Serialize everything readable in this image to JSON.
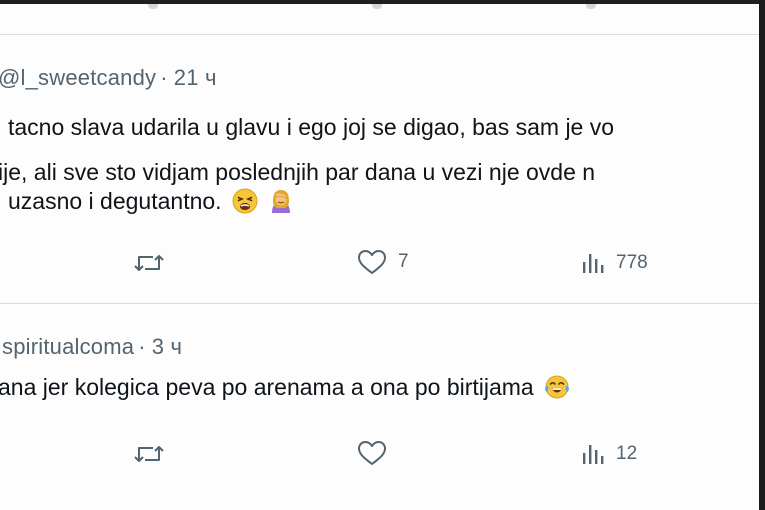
{
  "tweets": [
    {
      "handle": "@l_sweetcandy",
      "separator": "·",
      "time": "21 ч",
      "lines": [
        "tacno slava udarila u glavu i ego joj se digao, bas sam je vo",
        "ije, ali sve sto vidjam poslednjih par dana u vezi nje ovde n",
        "uzasno i degutantno."
      ],
      "emojis": [
        "weary-face-emoji",
        "facepalm-woman-emoji"
      ],
      "likes": "7",
      "views": "778"
    },
    {
      "handle": "spiritualcoma",
      "separator": "·",
      "time": "3 ч",
      "lines": [
        "ana jer kolegica peva po arenama a ona po birtijama"
      ],
      "emojis": [
        "tears-of-joy-emoji"
      ],
      "likes": "",
      "views": "12"
    }
  ],
  "icons": {
    "retweet": "retweet-icon",
    "like": "heart-icon",
    "views": "views-chart-icon"
  },
  "colors": {
    "text": "#0f1419",
    "muted": "#536471",
    "divider": "#d9dde1"
  }
}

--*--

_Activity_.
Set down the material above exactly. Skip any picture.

_Written response_.
Serialize everything readable in this image to JSON.
{
  "tweets": [
    {
      "handle": "@l_sweetcandy",
      "separator": "·",
      "time": "21 ч",
      "lines": [
        "tacno slava udarila u glavu i ego joj se digao, bas sam je vo",
        "ije, ali sve sto vidjam poslednjih par dana u vezi nje ovde n",
        "uzasno i degutantno."
      ],
      "emojis": [
        "weary-face-emoji",
        "facepalm-woman-emoji"
      ],
      "likes": "7",
      "views": "778"
    },
    {
      "handle": "spiritualcoma",
      "separator": "·",
      "time": "3 ч",
      "lines": [
        "ana jer kolegica peva po arenama a ona po birtijama"
      ],
      "emojis": [
        "tears-of-joy-emoji"
      ],
      "likes": "",
      "views": "12"
    }
  ],
  "icons": {
    "retweet": "retweet-icon",
    "like": "heart-icon",
    "views": "views-chart-icon"
  },
  "colors": {
    "text": "#0f1419",
    "muted": "#536471",
    "divider": "#d9dde1"
  }
}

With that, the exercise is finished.